The word "this" may appear in some lines of the data; copy every such line.

→ THE INPUT
§
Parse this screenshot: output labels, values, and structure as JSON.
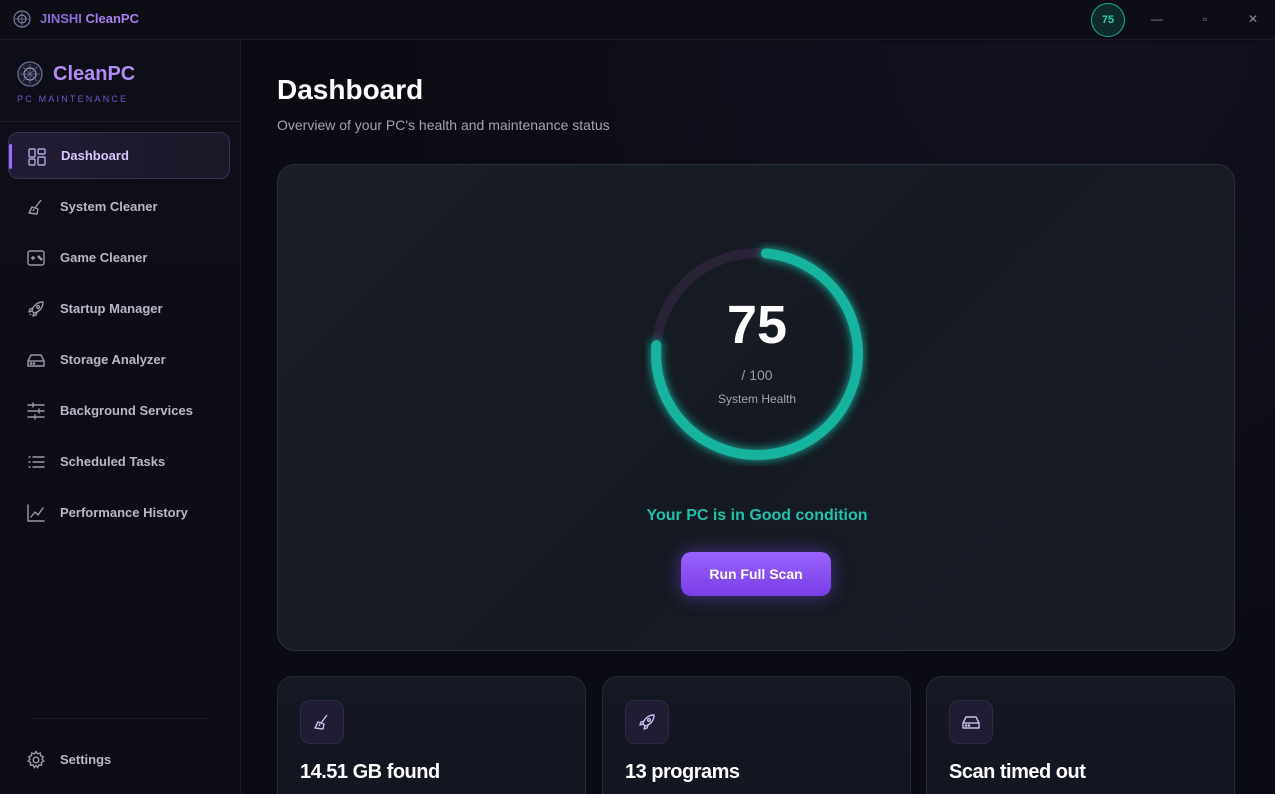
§
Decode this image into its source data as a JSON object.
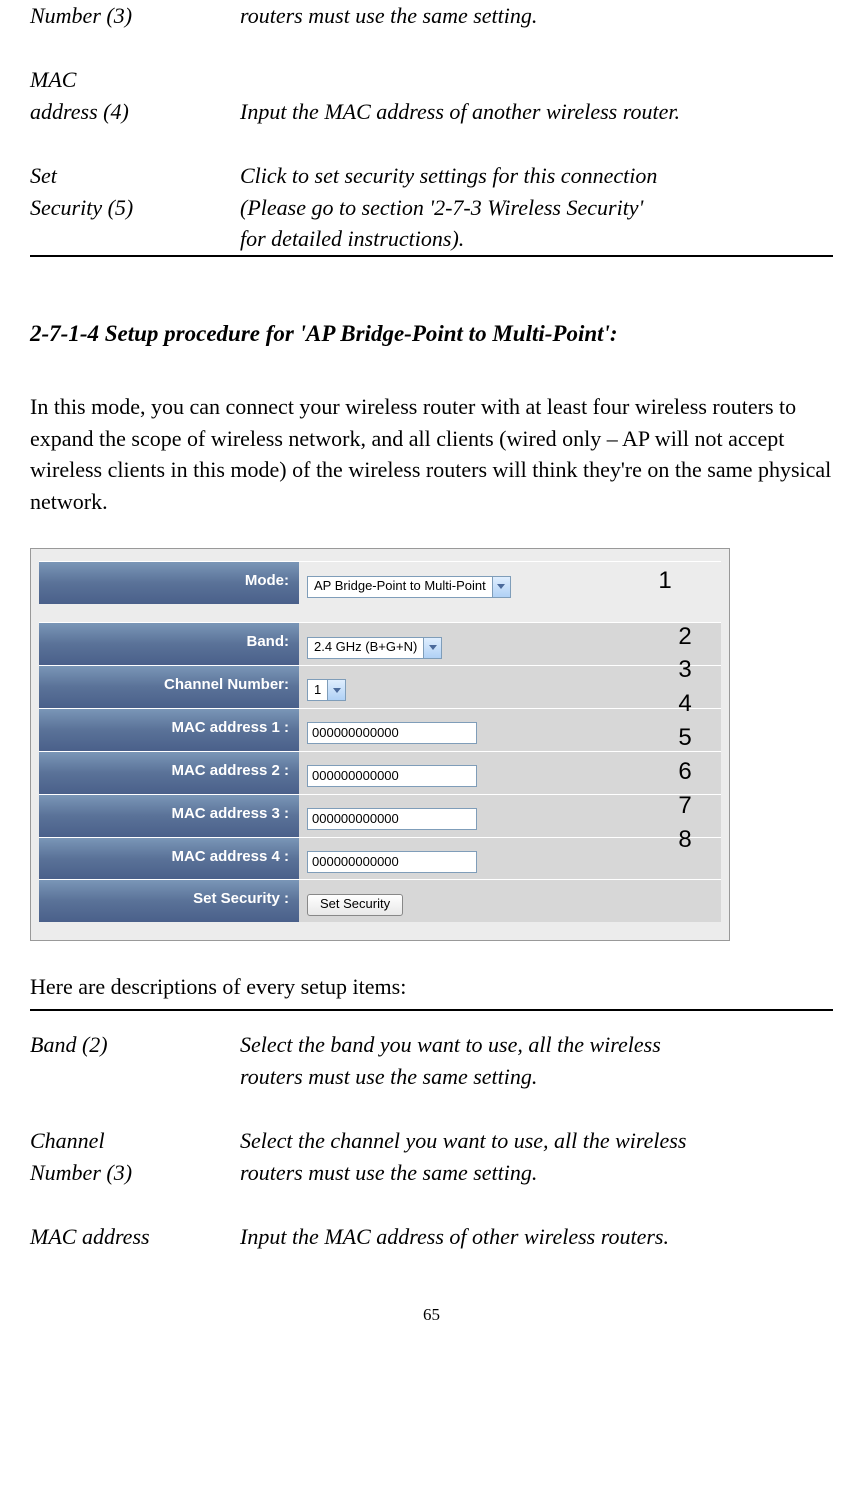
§
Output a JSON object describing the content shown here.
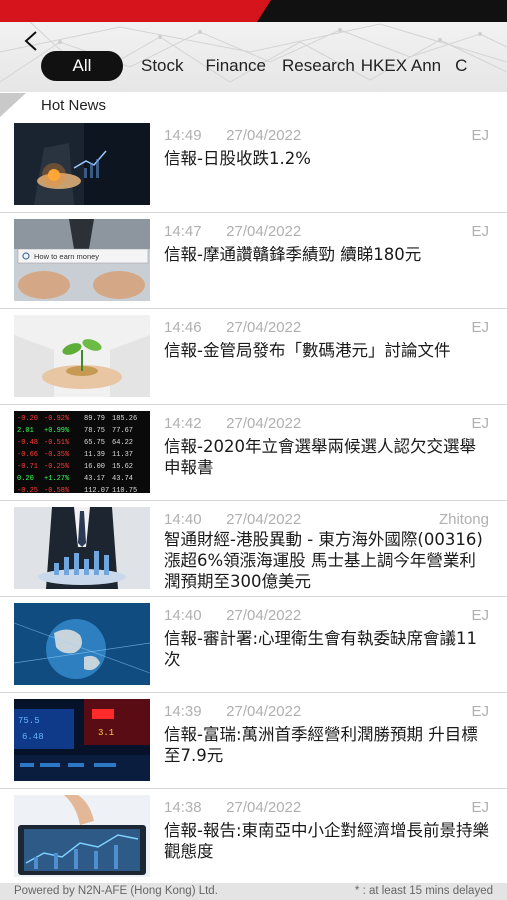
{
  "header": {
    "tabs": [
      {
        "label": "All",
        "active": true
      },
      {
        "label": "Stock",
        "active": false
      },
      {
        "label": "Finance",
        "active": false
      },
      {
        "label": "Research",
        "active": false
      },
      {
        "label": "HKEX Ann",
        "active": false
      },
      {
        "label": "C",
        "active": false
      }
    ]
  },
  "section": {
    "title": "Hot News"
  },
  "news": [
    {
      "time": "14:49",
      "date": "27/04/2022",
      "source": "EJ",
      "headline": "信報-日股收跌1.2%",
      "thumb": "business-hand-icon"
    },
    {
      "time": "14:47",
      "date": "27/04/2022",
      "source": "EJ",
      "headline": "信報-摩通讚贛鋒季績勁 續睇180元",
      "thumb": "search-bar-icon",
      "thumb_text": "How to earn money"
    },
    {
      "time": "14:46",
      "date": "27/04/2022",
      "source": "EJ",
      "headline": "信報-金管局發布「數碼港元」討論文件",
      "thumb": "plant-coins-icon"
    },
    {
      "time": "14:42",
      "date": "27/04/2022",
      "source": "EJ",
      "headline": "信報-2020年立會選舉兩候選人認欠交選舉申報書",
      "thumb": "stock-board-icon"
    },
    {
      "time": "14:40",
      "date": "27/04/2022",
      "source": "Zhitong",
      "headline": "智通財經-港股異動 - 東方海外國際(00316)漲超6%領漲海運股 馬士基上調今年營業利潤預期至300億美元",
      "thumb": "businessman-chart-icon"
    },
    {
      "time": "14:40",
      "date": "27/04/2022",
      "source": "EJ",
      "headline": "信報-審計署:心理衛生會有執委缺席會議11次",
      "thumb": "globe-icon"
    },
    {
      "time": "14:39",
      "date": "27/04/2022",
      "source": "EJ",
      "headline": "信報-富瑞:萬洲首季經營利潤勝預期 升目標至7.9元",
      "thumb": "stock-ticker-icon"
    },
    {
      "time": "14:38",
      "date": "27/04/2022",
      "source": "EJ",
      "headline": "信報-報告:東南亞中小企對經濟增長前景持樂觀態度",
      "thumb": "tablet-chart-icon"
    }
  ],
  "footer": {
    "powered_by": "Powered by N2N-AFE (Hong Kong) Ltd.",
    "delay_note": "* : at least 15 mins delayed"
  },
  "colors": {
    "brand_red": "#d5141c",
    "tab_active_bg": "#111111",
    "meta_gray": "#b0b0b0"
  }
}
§
→ THE COMPLETED TASK
Parse this screenshot: output labels, values, and structure as JSON.
Decode this image into its source data as a JSON object.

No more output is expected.